Directions for this task: Which lines in the listing below contain the word "frac"? Copy each one.
[Data section]
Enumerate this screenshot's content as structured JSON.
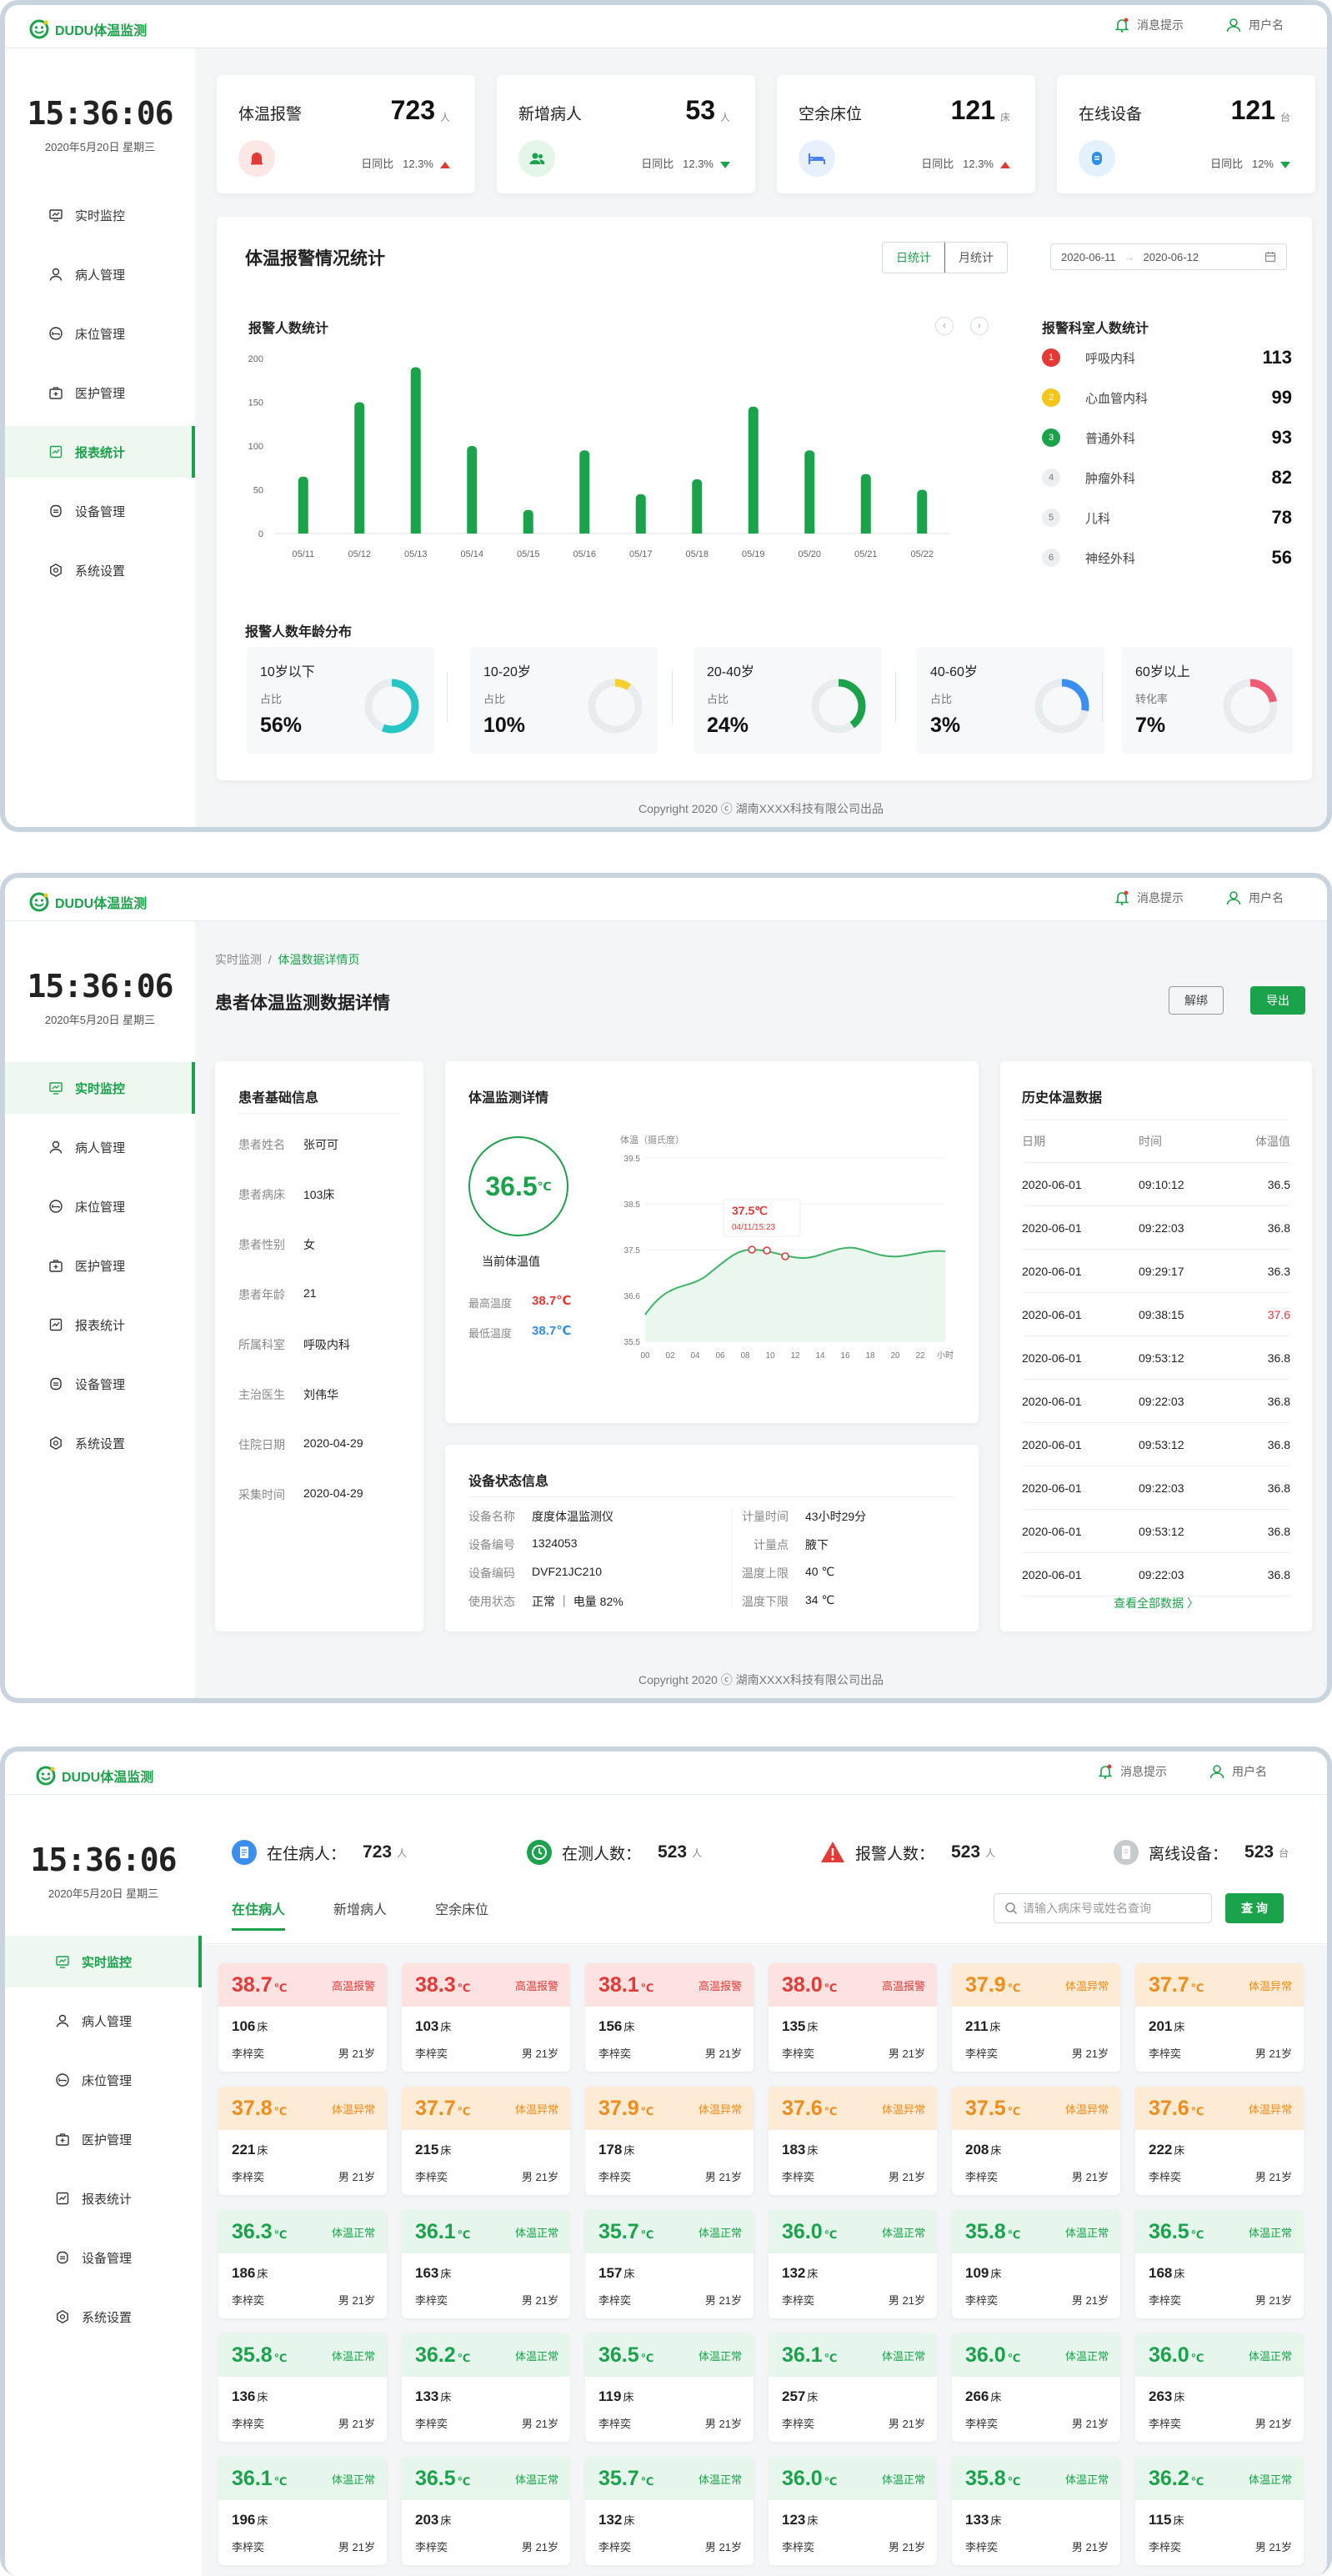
{
  "app": {
    "brand": "DUDU体温监测",
    "notice": "消息提示",
    "user": "用户名",
    "clock_time": "15:36:06",
    "clock_date": "2020年5月20日 星期三",
    "footer": "Copyright 2020 ⓒ  湖南XXXX科技有限公司出品",
    "menu": [
      "实时监控",
      "病人管理",
      "床位管理",
      "医护管理",
      "报表统计",
      "设备管理",
      "系统设置"
    ]
  },
  "dashboard": {
    "stats": [
      {
        "label": "体温报警",
        "value": "723",
        "unit": "人",
        "cmp_label": "日同比",
        "pct": "12.3%",
        "trend": "up"
      },
      {
        "label": "新增病人",
        "value": "53",
        "unit": "人",
        "cmp_label": "日同比",
        "pct": "12.3%",
        "trend": "down"
      },
      {
        "label": "空余床位",
        "value": "121",
        "unit": "床",
        "cmp_label": "日同比",
        "pct": "12.3%",
        "trend": "up"
      },
      {
        "label": "在线设备",
        "value": "121",
        "unit": "台",
        "cmp_label": "日同比",
        "pct": "12%",
        "trend": "down"
      }
    ],
    "title": "体温报警情况统计",
    "toggle": [
      "日统计",
      "月统计"
    ],
    "date_from": "2020-06-11",
    "date_to": "2020-06-12",
    "bar_title": "报警人数统计",
    "dept_title": "报警科室人数统计",
    "departments": [
      {
        "rank": "1",
        "name": "呼吸内科",
        "value": "113",
        "color": "#e53935"
      },
      {
        "rank": "2",
        "name": "心血管内科",
        "value": "99",
        "color": "#f5c518"
      },
      {
        "rank": "3",
        "name": "普通外科",
        "value": "93",
        "color": "#1aa34a"
      },
      {
        "rank": "4",
        "name": "肿瘤外科",
        "value": "82",
        "color": "#e6e8eb"
      },
      {
        "rank": "5",
        "name": "儿科",
        "value": "78",
        "color": "#e6e8eb"
      },
      {
        "rank": "6",
        "name": "神经外科",
        "value": "56",
        "color": "#e6e8eb"
      }
    ],
    "age_title": "报警人数年龄分布",
    "ages": [
      {
        "label": "10岁以下",
        "sub": "占比",
        "value": "56%",
        "frac": 0.56,
        "color": "#26c6c6"
      },
      {
        "label": "10-20岁",
        "sub": "占比",
        "value": "10%",
        "frac": 0.1,
        "color": "#f5d02e"
      },
      {
        "label": "20-40岁",
        "sub": "占比",
        "value": "24%",
        "frac": 0.4,
        "color": "#1aa34a"
      },
      {
        "label": "40-60岁",
        "sub": "占比",
        "value": "3%",
        "frac": 0.28,
        "color": "#3a8ef0"
      },
      {
        "label": "60岁以上",
        "sub": "转化率",
        "value": "7%",
        "frac": 0.22,
        "color": "#ef5b74"
      }
    ]
  },
  "chart_data": {
    "type": "bar",
    "categories": [
      "05/11",
      "05/12",
      "05/13",
      "05/14",
      "05/15",
      "05/16",
      "05/17",
      "05/18",
      "05/19",
      "05/20",
      "05/21",
      "05/22"
    ],
    "values": [
      65,
      150,
      190,
      100,
      27,
      95,
      45,
      62,
      145,
      95,
      68,
      50
    ],
    "ylim": [
      0,
      200
    ],
    "yticks": [
      "200",
      "150",
      "100",
      "50",
      "0"
    ],
    "color": "#1aa34a",
    "grid": false
  },
  "detail": {
    "crumb_root": "实时监测",
    "crumb_sep": "/",
    "crumb_cur": "体温数据详情页",
    "title": "患者体温监测数据详情",
    "btn_unbind": "解绑",
    "btn_export": "导出",
    "patient_title": "患者基础信息",
    "patient": [
      {
        "k": "患者姓名",
        "v": "张可可"
      },
      {
        "k": "患者病床",
        "v": "103床"
      },
      {
        "k": "患者性别",
        "v": "女"
      },
      {
        "k": "患者年龄",
        "v": "21"
      },
      {
        "k": "所属科室",
        "v": "呼吸内科"
      },
      {
        "k": "主治医生",
        "v": "刘伟华"
      },
      {
        "k": "住院日期",
        "v": "2020-04-29"
      },
      {
        "k": "采集时间",
        "v": "2020-04-29"
      }
    ],
    "monitor_title": "体温监测详情",
    "current_temp": "36.5",
    "temp_unit": "℃",
    "current_label": "当前体温值",
    "max_label": "最高温度",
    "max_value": "38.7℃",
    "min_label": "最低温度",
    "min_value": "38.7℃",
    "line_ylabel": "体温（摄氏度）",
    "line_yticks": [
      "39.5",
      "38.5",
      "37.5",
      "36.6",
      "35.5"
    ],
    "line_xticks": [
      "00",
      "02",
      "04",
      "06",
      "08",
      "10",
      "12",
      "14",
      "16",
      "18",
      "20",
      "22",
      "小时"
    ],
    "tooltip_value": "37.5℃",
    "tooltip_time": "04/11/15:23",
    "device_title": "设备状态信息",
    "device_left": [
      {
        "k": "设备名称",
        "v": "度度体温监测仪"
      },
      {
        "k": "设备编号",
        "v": "1324053"
      },
      {
        "k": "设备编码",
        "v": "DVF21JC210"
      },
      {
        "k": "使用状态",
        "v": "正常 ｜ 电量 82%"
      }
    ],
    "device_right": [
      {
        "k": "计量时间",
        "v": "43小时29分"
      },
      {
        "k": "计量点",
        "v": "腋下"
      },
      {
        "k": "温度上限",
        "v": "40 ℃"
      },
      {
        "k": "温度下限",
        "v": "34 ℃"
      }
    ],
    "history_title": "历史体温数据",
    "history_headers": [
      "日期",
      "时间",
      "体温值"
    ],
    "history": [
      {
        "d": "2020-06-01",
        "t": "09:10:12",
        "v": "36.5"
      },
      {
        "d": "2020-06-01",
        "t": "09:22:03",
        "v": "36.8"
      },
      {
        "d": "2020-06-01",
        "t": "09:29:17",
        "v": "36.3"
      },
      {
        "d": "2020-06-01",
        "t": "09:38:15",
        "v": "37.6"
      },
      {
        "d": "2020-06-01",
        "t": "09:53:12",
        "v": "36.8"
      },
      {
        "d": "2020-06-01",
        "t": "09:22:03",
        "v": "36.8"
      },
      {
        "d": "2020-06-01",
        "t": "09:53:12",
        "v": "36.8"
      },
      {
        "d": "2020-06-01",
        "t": "09:22:03",
        "v": "36.8"
      },
      {
        "d": "2020-06-01",
        "t": "09:53:12",
        "v": "36.8"
      },
      {
        "d": "2020-06-01",
        "t": "09:22:03",
        "v": "36.8"
      }
    ],
    "view_all": "查看全部数据"
  },
  "monitor": {
    "stats": [
      {
        "label": "在住病人：",
        "value": "723",
        "unit": "人",
        "color": "#3a8ef0"
      },
      {
        "label": "在测人数：",
        "value": "523",
        "unit": "人",
        "color": "#1aa34a"
      },
      {
        "label": "报警人数：",
        "value": "523",
        "unit": "人",
        "color": "#e53935"
      },
      {
        "label": "离线设备：",
        "value": "523",
        "unit": "台",
        "color": "#999999"
      }
    ],
    "tabs": [
      "在住病人",
      "新增病人",
      "空余床位"
    ],
    "search_placeholder": "请输入病床号或姓名查询",
    "search_btn": "查 询",
    "cards": [
      {
        "t": "38.7",
        "s": "高温报警",
        "bed": "106",
        "c": "red"
      },
      {
        "t": "38.3",
        "s": "高温报警",
        "bed": "103",
        "c": "red"
      },
      {
        "t": "38.1",
        "s": "高温报警",
        "bed": "156",
        "c": "red"
      },
      {
        "t": "38.0",
        "s": "高温报警",
        "bed": "135",
        "c": "red"
      },
      {
        "t": "37.9",
        "s": "体温异常",
        "bed": "211",
        "c": "org"
      },
      {
        "t": "37.7",
        "s": "体温异常",
        "bed": "201",
        "c": "org"
      },
      {
        "t": "37.8",
        "s": "体温异常",
        "bed": "221",
        "c": "org"
      },
      {
        "t": "37.7",
        "s": "体温异常",
        "bed": "215",
        "c": "org"
      },
      {
        "t": "37.9",
        "s": "体温异常",
        "bed": "178",
        "c": "org"
      },
      {
        "t": "37.6",
        "s": "体温异常",
        "bed": "183",
        "c": "org"
      },
      {
        "t": "37.5",
        "s": "体温异常",
        "bed": "208",
        "c": "org"
      },
      {
        "t": "37.6",
        "s": "体温异常",
        "bed": "222",
        "c": "org"
      },
      {
        "t": "36.3",
        "s": "体温正常",
        "bed": "186",
        "c": "grn"
      },
      {
        "t": "36.1",
        "s": "体温正常",
        "bed": "163",
        "c": "grn"
      },
      {
        "t": "35.7",
        "s": "体温正常",
        "bed": "157",
        "c": "grn"
      },
      {
        "t": "36.0",
        "s": "体温正常",
        "bed": "132",
        "c": "grn"
      },
      {
        "t": "35.8",
        "s": "体温正常",
        "bed": "109",
        "c": "grn"
      },
      {
        "t": "36.5",
        "s": "体温正常",
        "bed": "168",
        "c": "grn"
      },
      {
        "t": "35.8",
        "s": "体温正常",
        "bed": "136",
        "c": "grn"
      },
      {
        "t": "36.2",
        "s": "体温正常",
        "bed": "133",
        "c": "grn"
      },
      {
        "t": "36.5",
        "s": "体温正常",
        "bed": "119",
        "c": "grn"
      },
      {
        "t": "36.1",
        "s": "体温正常",
        "bed": "257",
        "c": "grn"
      },
      {
        "t": "36.0",
        "s": "体温正常",
        "bed": "266",
        "c": "grn"
      },
      {
        "t": "36.0",
        "s": "体温正常",
        "bed": "263",
        "c": "grn"
      },
      {
        "t": "36.1",
        "s": "体温正常",
        "bed": "196",
        "c": "grn"
      },
      {
        "t": "36.5",
        "s": "体温正常",
        "bed": "203",
        "c": "grn"
      },
      {
        "t": "35.7",
        "s": "体温正常",
        "bed": "132",
        "c": "grn"
      },
      {
        "t": "36.0",
        "s": "体温正常",
        "bed": "123",
        "c": "grn"
      },
      {
        "t": "35.8",
        "s": "体温正常",
        "bed": "133",
        "c": "grn"
      },
      {
        "t": "36.2",
        "s": "体温正常",
        "bed": "115",
        "c": "grn"
      }
    ],
    "bed_unit": "床",
    "temp_unit": "℃",
    "name": "李梓奕",
    "gender_age": "男   21岁"
  }
}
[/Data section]
Written solution:
        "frac": 0.56,
        "frac": 0.1,
        "frac": 0.4,
        "frac": 0.28,
        "frac": 0.22,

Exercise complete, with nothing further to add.